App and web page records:

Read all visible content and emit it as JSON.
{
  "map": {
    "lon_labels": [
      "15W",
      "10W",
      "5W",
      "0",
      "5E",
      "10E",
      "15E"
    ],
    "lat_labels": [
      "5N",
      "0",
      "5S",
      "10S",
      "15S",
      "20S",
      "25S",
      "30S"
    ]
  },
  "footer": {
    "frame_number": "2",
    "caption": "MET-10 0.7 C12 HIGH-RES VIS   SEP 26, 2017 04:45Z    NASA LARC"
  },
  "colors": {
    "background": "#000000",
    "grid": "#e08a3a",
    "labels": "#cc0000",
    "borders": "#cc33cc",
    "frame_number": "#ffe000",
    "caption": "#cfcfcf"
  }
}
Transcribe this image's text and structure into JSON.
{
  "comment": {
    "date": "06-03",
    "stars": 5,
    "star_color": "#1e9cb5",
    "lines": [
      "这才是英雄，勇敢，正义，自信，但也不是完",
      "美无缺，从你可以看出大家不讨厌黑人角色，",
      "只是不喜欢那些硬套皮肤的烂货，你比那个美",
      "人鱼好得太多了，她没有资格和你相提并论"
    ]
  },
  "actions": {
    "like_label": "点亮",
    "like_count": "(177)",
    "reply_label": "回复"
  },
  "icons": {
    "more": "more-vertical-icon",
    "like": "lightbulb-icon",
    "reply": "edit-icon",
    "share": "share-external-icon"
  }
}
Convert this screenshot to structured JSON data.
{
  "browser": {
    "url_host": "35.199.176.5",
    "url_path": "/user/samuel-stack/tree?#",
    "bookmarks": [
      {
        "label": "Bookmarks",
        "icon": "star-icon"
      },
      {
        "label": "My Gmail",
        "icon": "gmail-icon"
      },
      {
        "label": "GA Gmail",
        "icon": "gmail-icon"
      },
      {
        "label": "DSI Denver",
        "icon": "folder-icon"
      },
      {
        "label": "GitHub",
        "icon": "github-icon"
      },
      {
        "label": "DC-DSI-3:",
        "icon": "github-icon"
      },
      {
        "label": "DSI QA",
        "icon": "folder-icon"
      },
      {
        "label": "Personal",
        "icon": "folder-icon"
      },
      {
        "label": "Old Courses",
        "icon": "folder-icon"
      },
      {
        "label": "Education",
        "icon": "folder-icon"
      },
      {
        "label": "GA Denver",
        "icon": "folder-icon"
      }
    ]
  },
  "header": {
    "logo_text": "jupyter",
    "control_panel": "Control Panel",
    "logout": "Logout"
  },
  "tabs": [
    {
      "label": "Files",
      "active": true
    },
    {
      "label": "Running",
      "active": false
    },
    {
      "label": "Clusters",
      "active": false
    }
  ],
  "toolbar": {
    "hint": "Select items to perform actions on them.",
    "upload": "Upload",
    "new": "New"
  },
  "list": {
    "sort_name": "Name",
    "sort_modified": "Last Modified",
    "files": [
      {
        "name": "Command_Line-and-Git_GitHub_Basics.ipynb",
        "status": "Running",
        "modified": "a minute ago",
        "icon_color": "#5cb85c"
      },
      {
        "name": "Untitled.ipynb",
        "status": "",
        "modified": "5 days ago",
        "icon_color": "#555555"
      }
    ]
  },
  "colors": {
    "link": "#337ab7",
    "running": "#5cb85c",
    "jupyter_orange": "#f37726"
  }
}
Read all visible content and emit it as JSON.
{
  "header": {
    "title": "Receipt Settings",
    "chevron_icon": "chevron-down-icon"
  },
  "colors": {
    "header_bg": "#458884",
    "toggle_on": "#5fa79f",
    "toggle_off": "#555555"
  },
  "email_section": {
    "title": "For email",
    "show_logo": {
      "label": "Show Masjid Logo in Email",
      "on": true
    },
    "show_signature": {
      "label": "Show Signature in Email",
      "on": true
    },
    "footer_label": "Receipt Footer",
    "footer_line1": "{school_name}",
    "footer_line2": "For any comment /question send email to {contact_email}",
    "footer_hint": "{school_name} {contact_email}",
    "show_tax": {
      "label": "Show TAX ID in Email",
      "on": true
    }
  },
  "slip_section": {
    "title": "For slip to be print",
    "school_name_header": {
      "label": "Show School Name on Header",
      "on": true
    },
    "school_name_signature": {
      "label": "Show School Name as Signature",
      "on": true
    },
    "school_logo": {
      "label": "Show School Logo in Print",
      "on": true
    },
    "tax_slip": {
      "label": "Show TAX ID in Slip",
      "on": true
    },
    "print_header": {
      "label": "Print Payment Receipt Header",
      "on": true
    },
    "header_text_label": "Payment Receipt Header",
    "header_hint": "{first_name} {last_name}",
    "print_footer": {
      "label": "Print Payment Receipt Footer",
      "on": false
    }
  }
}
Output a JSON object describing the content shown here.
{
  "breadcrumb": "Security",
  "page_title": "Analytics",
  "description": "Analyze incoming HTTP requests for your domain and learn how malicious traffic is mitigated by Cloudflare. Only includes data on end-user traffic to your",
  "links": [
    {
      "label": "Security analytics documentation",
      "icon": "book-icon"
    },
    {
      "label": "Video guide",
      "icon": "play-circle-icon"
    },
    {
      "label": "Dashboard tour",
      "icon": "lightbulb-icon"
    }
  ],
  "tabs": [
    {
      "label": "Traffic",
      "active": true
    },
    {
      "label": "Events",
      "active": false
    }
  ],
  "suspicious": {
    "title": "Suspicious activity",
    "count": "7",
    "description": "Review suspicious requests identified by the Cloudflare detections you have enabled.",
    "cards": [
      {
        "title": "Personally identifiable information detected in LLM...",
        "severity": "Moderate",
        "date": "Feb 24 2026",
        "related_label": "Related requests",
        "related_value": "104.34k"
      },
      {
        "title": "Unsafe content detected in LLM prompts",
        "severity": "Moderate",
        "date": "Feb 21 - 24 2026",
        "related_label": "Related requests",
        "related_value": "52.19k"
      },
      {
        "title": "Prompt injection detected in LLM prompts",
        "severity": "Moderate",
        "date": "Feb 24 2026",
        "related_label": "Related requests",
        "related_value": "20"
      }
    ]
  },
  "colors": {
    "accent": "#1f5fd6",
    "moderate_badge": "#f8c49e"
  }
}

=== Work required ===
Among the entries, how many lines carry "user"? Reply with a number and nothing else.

=== Answer ===
2